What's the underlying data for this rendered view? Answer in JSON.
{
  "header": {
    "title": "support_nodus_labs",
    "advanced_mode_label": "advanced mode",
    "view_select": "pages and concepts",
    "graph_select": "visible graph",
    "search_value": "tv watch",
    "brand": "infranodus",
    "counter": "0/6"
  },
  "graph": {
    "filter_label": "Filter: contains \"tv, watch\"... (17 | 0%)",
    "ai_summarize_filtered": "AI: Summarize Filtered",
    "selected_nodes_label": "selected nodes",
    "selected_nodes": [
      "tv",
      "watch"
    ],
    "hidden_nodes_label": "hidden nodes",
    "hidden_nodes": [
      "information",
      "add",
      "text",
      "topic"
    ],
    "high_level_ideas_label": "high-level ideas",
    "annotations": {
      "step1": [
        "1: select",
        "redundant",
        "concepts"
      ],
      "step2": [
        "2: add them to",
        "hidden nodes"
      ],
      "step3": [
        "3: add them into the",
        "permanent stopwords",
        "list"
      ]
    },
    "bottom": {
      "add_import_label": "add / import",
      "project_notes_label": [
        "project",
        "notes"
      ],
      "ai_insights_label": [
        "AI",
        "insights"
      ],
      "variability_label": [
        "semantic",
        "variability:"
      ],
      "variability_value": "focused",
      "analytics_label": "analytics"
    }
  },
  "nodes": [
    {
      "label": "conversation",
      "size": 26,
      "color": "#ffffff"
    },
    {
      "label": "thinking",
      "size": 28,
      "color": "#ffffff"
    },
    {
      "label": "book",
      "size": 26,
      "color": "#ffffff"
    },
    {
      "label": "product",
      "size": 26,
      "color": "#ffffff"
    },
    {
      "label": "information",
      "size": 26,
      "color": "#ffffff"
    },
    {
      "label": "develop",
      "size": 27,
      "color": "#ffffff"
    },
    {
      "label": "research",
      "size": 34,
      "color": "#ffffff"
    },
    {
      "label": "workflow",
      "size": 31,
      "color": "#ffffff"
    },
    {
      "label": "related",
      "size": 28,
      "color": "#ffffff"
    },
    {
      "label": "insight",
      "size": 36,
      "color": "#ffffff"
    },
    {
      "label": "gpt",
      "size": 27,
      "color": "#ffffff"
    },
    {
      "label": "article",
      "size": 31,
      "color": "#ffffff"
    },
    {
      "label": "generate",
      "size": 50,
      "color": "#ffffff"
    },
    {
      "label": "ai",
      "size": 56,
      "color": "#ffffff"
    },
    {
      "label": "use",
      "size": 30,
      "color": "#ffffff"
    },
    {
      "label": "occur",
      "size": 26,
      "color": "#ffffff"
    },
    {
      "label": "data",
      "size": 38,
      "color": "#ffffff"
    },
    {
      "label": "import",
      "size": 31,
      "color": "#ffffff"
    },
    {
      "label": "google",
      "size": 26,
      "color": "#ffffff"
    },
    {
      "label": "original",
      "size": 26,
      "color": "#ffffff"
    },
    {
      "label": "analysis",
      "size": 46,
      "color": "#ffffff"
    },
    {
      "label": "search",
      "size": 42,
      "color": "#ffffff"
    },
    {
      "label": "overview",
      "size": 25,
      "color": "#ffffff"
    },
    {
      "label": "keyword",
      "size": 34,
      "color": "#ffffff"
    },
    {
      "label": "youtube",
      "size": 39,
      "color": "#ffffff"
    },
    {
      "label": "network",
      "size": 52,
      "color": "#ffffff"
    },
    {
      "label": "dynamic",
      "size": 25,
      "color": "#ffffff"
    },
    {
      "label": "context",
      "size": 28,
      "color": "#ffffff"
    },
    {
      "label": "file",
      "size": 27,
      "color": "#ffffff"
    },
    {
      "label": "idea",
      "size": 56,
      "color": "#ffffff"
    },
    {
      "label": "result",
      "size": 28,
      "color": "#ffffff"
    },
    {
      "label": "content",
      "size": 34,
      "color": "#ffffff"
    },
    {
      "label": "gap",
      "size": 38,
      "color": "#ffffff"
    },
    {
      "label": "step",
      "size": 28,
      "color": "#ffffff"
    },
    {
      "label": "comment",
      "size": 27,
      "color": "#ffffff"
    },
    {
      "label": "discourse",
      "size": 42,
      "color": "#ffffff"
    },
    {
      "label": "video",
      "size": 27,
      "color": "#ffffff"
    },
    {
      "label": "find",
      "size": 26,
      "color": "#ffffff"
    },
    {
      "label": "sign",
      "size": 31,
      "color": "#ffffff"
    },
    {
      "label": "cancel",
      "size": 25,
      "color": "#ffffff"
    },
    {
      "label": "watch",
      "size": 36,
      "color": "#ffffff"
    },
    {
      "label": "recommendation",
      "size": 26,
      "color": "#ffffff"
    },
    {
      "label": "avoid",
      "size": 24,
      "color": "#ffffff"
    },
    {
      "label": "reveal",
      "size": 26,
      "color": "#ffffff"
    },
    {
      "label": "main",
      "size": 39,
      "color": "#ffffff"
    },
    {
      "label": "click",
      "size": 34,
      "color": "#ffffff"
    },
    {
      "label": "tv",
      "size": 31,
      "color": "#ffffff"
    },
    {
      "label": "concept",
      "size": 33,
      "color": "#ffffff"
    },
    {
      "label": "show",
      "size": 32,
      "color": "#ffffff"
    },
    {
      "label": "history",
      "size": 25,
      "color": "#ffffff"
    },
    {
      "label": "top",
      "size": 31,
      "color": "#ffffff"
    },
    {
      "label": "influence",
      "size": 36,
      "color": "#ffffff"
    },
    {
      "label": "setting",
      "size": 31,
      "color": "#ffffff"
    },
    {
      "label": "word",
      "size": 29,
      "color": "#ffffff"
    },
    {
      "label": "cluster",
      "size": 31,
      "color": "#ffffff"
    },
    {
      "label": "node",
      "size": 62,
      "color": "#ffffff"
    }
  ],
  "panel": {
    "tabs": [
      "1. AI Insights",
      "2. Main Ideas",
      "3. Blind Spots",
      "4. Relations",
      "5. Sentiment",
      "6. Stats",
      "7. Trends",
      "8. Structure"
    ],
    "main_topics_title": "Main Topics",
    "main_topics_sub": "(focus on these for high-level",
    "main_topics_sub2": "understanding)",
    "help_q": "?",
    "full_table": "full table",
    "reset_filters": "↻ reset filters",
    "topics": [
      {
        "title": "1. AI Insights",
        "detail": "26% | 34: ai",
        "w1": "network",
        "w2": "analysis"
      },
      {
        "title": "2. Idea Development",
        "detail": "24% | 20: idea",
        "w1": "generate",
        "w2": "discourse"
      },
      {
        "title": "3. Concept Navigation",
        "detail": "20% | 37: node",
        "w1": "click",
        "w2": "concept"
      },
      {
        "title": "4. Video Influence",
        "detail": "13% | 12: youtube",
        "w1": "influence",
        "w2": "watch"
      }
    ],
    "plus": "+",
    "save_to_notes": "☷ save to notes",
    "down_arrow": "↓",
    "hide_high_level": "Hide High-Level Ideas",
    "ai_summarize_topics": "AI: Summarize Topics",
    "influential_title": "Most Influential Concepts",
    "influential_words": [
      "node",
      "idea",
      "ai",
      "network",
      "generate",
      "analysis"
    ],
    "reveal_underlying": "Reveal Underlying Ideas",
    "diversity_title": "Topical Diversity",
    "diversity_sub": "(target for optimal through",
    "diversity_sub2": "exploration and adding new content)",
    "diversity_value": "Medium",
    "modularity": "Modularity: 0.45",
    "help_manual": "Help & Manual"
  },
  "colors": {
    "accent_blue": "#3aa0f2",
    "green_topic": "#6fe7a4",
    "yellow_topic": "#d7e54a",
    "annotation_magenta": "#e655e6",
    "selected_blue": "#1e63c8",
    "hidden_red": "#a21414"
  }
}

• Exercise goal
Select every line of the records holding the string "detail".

• Task result
        "detail": "26% | 34: ai",
        "detail": "24% | 20: idea",
        "detail": "20% | 37: node",
        "detail": "13% | 12: youtube",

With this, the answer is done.